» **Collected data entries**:
※

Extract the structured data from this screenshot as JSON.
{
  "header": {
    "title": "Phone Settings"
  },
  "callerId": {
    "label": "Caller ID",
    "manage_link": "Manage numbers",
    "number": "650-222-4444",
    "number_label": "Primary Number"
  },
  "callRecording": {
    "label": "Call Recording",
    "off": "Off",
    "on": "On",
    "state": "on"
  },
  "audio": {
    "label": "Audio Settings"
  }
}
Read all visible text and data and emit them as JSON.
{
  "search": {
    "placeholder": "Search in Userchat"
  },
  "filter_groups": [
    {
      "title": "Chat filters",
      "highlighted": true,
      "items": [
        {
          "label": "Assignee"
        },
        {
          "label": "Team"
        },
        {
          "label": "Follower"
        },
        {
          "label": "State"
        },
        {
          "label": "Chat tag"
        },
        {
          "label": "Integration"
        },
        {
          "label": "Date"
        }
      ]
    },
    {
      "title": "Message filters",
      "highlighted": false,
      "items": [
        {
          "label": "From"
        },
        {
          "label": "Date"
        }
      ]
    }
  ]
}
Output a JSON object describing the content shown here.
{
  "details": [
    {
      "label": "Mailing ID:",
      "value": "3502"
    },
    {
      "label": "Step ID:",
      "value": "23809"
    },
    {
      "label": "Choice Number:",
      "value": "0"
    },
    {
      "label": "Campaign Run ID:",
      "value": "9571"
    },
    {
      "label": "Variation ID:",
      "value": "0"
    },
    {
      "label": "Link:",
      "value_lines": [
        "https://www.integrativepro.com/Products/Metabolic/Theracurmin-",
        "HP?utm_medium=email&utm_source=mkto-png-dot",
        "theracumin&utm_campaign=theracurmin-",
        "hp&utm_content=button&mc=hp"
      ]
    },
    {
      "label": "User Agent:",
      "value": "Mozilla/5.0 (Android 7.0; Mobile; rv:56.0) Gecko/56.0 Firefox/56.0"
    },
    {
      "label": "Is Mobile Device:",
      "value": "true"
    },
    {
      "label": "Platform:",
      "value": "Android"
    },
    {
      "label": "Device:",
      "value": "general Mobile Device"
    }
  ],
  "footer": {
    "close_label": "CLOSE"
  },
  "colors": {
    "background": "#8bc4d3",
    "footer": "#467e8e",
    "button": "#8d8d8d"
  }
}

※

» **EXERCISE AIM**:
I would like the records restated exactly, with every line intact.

» **WRITTEN ANSWER**:
Extract the structured data from this screenshot as JSON.
{
  "header": {
    "title": "Phone Settings"
  },
  "callerId": {
    "label": "Caller ID",
    "manage_link": "Manage numbers",
    "number": "650-222-4444",
    "number_label": "Primary Number"
  },
  "callRecording": {
    "label": "Call Recording",
    "off": "Off",
    "on": "On",
    "state": "on"
  },
  "audio": {
    "label": "Audio Settings"
  }
}
Read all visible text and data and emit them as JSON.
{
  "search": {
    "placeholder": "Search in Userchat"
  },
  "filter_groups": [
    {
      "title": "Chat filters",
      "highlighted": true,
      "items": [
        {
          "label": "Assignee"
        },
        {
          "label": "Team"
        },
        {
          "label": "Follower"
        },
        {
          "label": "State"
        },
        {
          "label": "Chat tag"
        },
        {
          "label": "Integration"
        },
        {
          "label": "Date"
        }
      ]
    },
    {
      "title": "Message filters",
      "highlighted": false,
      "items": [
        {
          "label": "From"
        },
        {
          "label": "Date"
        }
      ]
    }
  ]
}
Output a JSON object describing the content shown here.
{
  "details": [
    {
      "label": "Mailing ID:",
      "value": "3502"
    },
    {
      "label": "Step ID:",
      "value": "23809"
    },
    {
      "label": "Choice Number:",
      "value": "0"
    },
    {
      "label": "Campaign Run ID:",
      "value": "9571"
    },
    {
      "label": "Variation ID:",
      "value": "0"
    },
    {
      "label": "Link:",
      "value_lines": [
        "https://www.integrativepro.com/Products/Metabolic/Theracurmin-",
        "HP?utm_medium=email&utm_source=mkto-png-dot",
        "theracumin&utm_campaign=theracurmin-",
        "hp&utm_content=button&mc=hp"
      ]
    },
    {
      "label": "User Agent:",
      "value": "Mozilla/5.0 (Android 7.0; Mobile; rv:56.0) Gecko/56.0 Firefox/56.0"
    },
    {
      "label": "Is Mobile Device:",
      "value": "true"
    },
    {
      "label": "Platform:",
      "value": "Android"
    },
    {
      "label": "Device:",
      "value": "general Mobile Device"
    }
  ],
  "footer": {
    "close_label": "CLOSE"
  },
  "colors": {
    "background": "#8bc4d3",
    "footer": "#467e8e",
    "button": "#8d8d8d"
  }
}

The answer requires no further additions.